Action item
Down to the last line, repeat the entries exactly and drop any image.

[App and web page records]
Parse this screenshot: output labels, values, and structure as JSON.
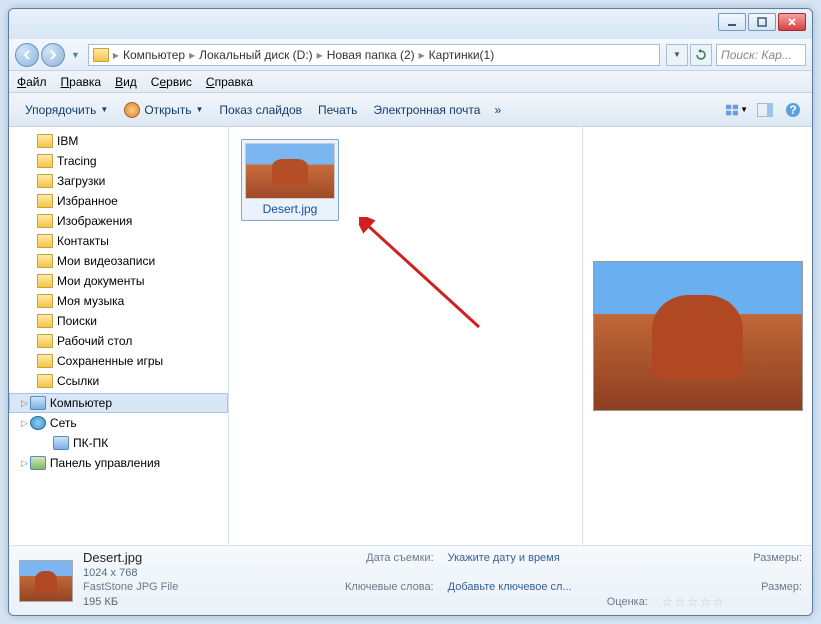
{
  "search_placeholder": "Поиск: Кар...",
  "breadcrumbs": [
    "Компьютер",
    "Локальный диск (D:)",
    "Новая папка (2)",
    "Картинки(1)"
  ],
  "menu": {
    "file": "Файл",
    "edit": "Правка",
    "view": "Вид",
    "tools": "Сервис",
    "help": "Справка"
  },
  "cmd": {
    "organize": "Упорядочить",
    "open": "Открыть",
    "slideshow": "Показ слайдов",
    "print": "Печать",
    "email": "Электронная почта"
  },
  "tree": {
    "items": [
      {
        "label": "IBM",
        "icon": "folder"
      },
      {
        "label": "Tracing",
        "icon": "folder"
      },
      {
        "label": "Загрузки",
        "icon": "folder"
      },
      {
        "label": "Избранное",
        "icon": "folder"
      },
      {
        "label": "Изображения",
        "icon": "folder"
      },
      {
        "label": "Контакты",
        "icon": "folder"
      },
      {
        "label": "Мои видеозаписи",
        "icon": "folder"
      },
      {
        "label": "Мои документы",
        "icon": "folder"
      },
      {
        "label": "Моя музыка",
        "icon": "folder"
      },
      {
        "label": "Поиски",
        "icon": "folder"
      },
      {
        "label": "Рабочий стол",
        "icon": "folder"
      },
      {
        "label": "Сохраненные игры",
        "icon": "folder"
      },
      {
        "label": "Ссылки",
        "icon": "folder"
      }
    ],
    "computer": "Компьютер",
    "network": "Сеть",
    "pc": "ПК-ПК",
    "cpanel": "Панель управления"
  },
  "file": {
    "name": "Desert.jpg"
  },
  "details": {
    "name": "Desert.jpg",
    "type": "FastStone JPG File",
    "date_label": "Дата съемки:",
    "date_value": "Укажите дату и время",
    "keywords_label": "Ключевые слова:",
    "keywords_value": "Добавьте ключевое сл...",
    "rating_label": "Оценка:",
    "dims_label": "Размеры:",
    "dims_value": "1024 x 768",
    "size_label": "Размер:",
    "size_value": "195 КБ"
  }
}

Final answer
Parse this screenshot: output labels, values, and structure as JSON.
{
  "search_placeholder": "Поиск: Кар...",
  "breadcrumbs": [
    "Компьютер",
    "Локальный диск (D:)",
    "Новая папка (2)",
    "Картинки(1)"
  ],
  "menu": {
    "file": "Файл",
    "edit": "Правка",
    "view": "Вид",
    "tools": "Сервис",
    "help": "Справка"
  },
  "cmd": {
    "organize": "Упорядочить",
    "open": "Открыть",
    "slideshow": "Показ слайдов",
    "print": "Печать",
    "email": "Электронная почта"
  },
  "tree": {
    "items": [
      {
        "label": "IBM",
        "icon": "folder"
      },
      {
        "label": "Tracing",
        "icon": "folder"
      },
      {
        "label": "Загрузки",
        "icon": "folder"
      },
      {
        "label": "Избранное",
        "icon": "folder"
      },
      {
        "label": "Изображения",
        "icon": "folder"
      },
      {
        "label": "Контакты",
        "icon": "folder"
      },
      {
        "label": "Мои видеозаписи",
        "icon": "folder"
      },
      {
        "label": "Мои документы",
        "icon": "folder"
      },
      {
        "label": "Моя музыка",
        "icon": "folder"
      },
      {
        "label": "Поиски",
        "icon": "folder"
      },
      {
        "label": "Рабочий стол",
        "icon": "folder"
      },
      {
        "label": "Сохраненные игры",
        "icon": "folder"
      },
      {
        "label": "Ссылки",
        "icon": "folder"
      }
    ],
    "computer": "Компьютер",
    "network": "Сеть",
    "pc": "ПК-ПК",
    "cpanel": "Панель управления"
  },
  "file": {
    "name": "Desert.jpg"
  },
  "details": {
    "name": "Desert.jpg",
    "type": "FastStone JPG File",
    "date_label": "Дата съемки:",
    "date_value": "Укажите дату и время",
    "keywords_label": "Ключевые слова:",
    "keywords_value": "Добавьте ключевое сл...",
    "rating_label": "Оценка:",
    "dims_label": "Размеры:",
    "dims_value": "1024 x 768",
    "size_label": "Размер:",
    "size_value": "195 КБ"
  }
}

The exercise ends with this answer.